TASK OBJECTIVE:
Copy out each line of the material that includes the word "scale".
━━━ PROVIDED DATA ━━━
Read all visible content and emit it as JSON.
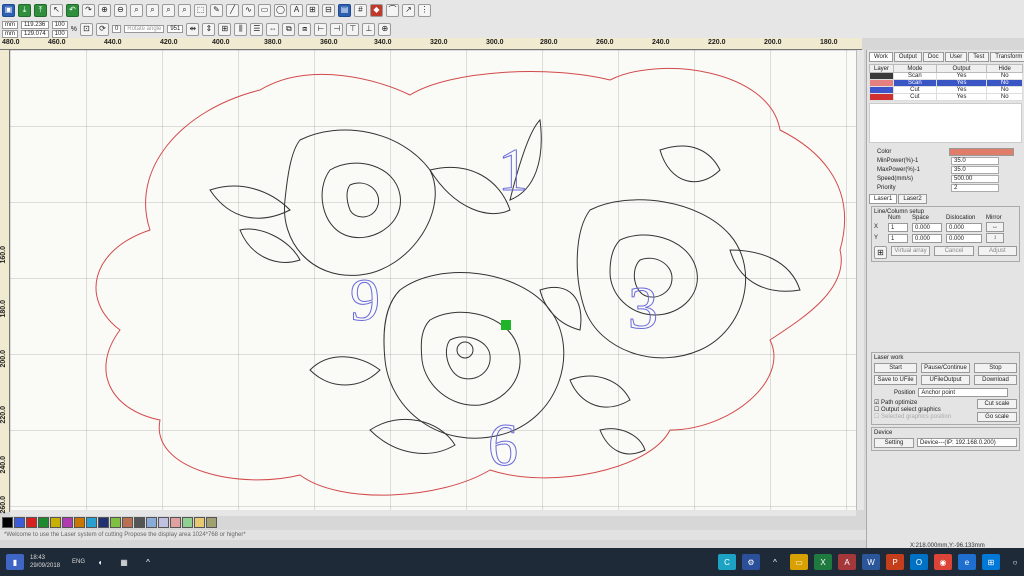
{
  "toolbar2": {
    "unit_mm": "mm",
    "x_value": "119.236",
    "y_value": "129.074",
    "pct1": "100",
    "pct2": "100",
    "pct_sign": "%",
    "angle_value": "0",
    "angle_placeholder": "Rotate angle",
    "size_value": "951"
  },
  "ruler_x": [
    "480.0",
    "460.0",
    "440.0",
    "420.0",
    "400.0",
    "380.0",
    "360.0",
    "340.0",
    "320.0",
    "300.0",
    "280.0",
    "260.0",
    "240.0",
    "220.0",
    "200.0",
    "180.0"
  ],
  "ruler_y": [
    "160.0",
    "180.0",
    "200.0",
    "220.0",
    "240.0",
    "260.0"
  ],
  "canvas_numbers": [
    "1",
    "9",
    "3",
    "6"
  ],
  "panel": {
    "tabs": [
      "Work",
      "Output",
      "Doc",
      "User",
      "Test",
      "Transform"
    ],
    "layer_headers": [
      "Layer",
      "Mode",
      "Output",
      "Hide"
    ],
    "layers": [
      {
        "color": "#3a3a3a",
        "mode": "Scan",
        "output": "Yes",
        "hide": "No",
        "selected": false
      },
      {
        "color": "#e48080",
        "mode": "Scan",
        "output": "Yes",
        "hide": "No",
        "selected": true
      },
      {
        "color": "#3e55c9",
        "mode": "Cut",
        "output": "Yes",
        "hide": "No",
        "selected": false
      },
      {
        "color": "#d03030",
        "mode": "Cut",
        "output": "Yes",
        "hide": "No",
        "selected": false
      }
    ],
    "color_label": "Color",
    "color_value": "#e07c6a",
    "props": [
      {
        "label": "MinPower(%)-1",
        "value": "35.0"
      },
      {
        "label": "MaxPower(%)-1",
        "value": "35.0"
      },
      {
        "label": "Speed(mm/s)",
        "value": "500.00"
      },
      {
        "label": "Priority",
        "value": "2"
      }
    ],
    "laser_tabs": [
      "Laser1",
      "Laser2"
    ],
    "array_title": "Line/Column setup",
    "array_headers": [
      "Num",
      "Space",
      "Dislocation",
      "Mirror"
    ],
    "array_rows": [
      {
        "axis": "X",
        "num": "1",
        "space": "0.000",
        "disl": "0.000"
      },
      {
        "axis": "Y",
        "num": "1",
        "space": "0.000",
        "disl": "0.000"
      }
    ],
    "array_buttons": [
      "Virtual array",
      "Cancel",
      "Adjust"
    ],
    "laser_work_title": "Laser work",
    "btn_start": "Start",
    "btn_pause": "Pause/Continue",
    "btn_stop": "Stop",
    "btn_save": "Save to UFile",
    "btn_ufile": "UFileOutput",
    "btn_download": "Download",
    "position_label": "Position",
    "position_value": "Anchor point",
    "chk_path": "Path optimize",
    "chk_output": "Output select graphics",
    "chk_sel": "Selected graphics position",
    "btn_cut_scale": "Cut scale",
    "btn_go_scale": "Go scale",
    "device_title": "Device",
    "btn_setting": "Setting",
    "device_value": "Device---(IP: 192.168.0.200)"
  },
  "status_message": "*Welcome to use the Laser system of cutting Propose the display area 1024*768 or higher*",
  "coords": "X:218.000mm,Y:-96.133mm",
  "palette": [
    "#000000",
    "#3b5bd8",
    "#d82020",
    "#1e8a30",
    "#c8b000",
    "#b03ab0",
    "#c87800",
    "#2aa0d0",
    "#203070",
    "#80c040",
    "#b87050",
    "#555555",
    "#8aaad8",
    "#c0c0e0",
    "#e0a0a0",
    "#90d090",
    "#e8c870",
    "#a0a070"
  ],
  "taskbar": {
    "time": "18:43",
    "date": "29/09/2018",
    "lang": "ENG"
  }
}
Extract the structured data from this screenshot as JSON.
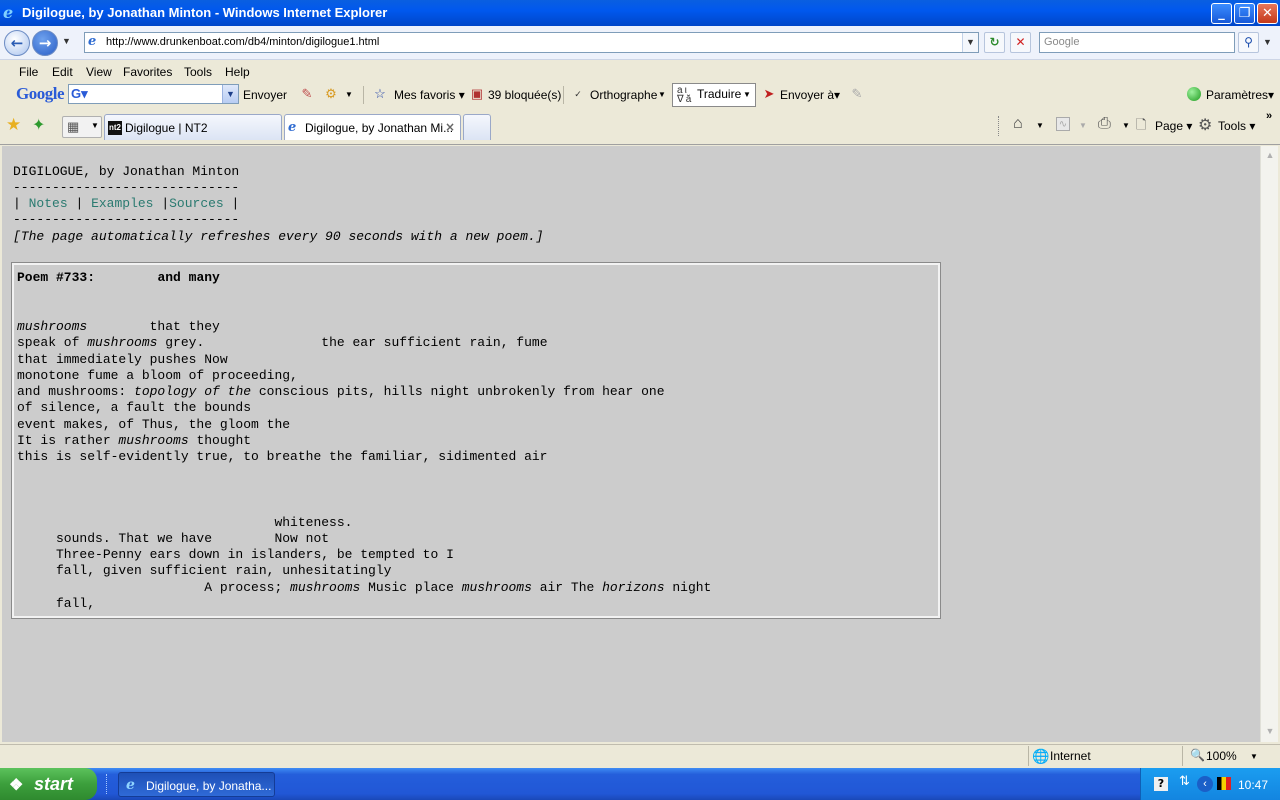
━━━
RESPONSE BELOW:
    "btn_cut_scale": "Cut scale",
    "btn_go_scale": "Go scale",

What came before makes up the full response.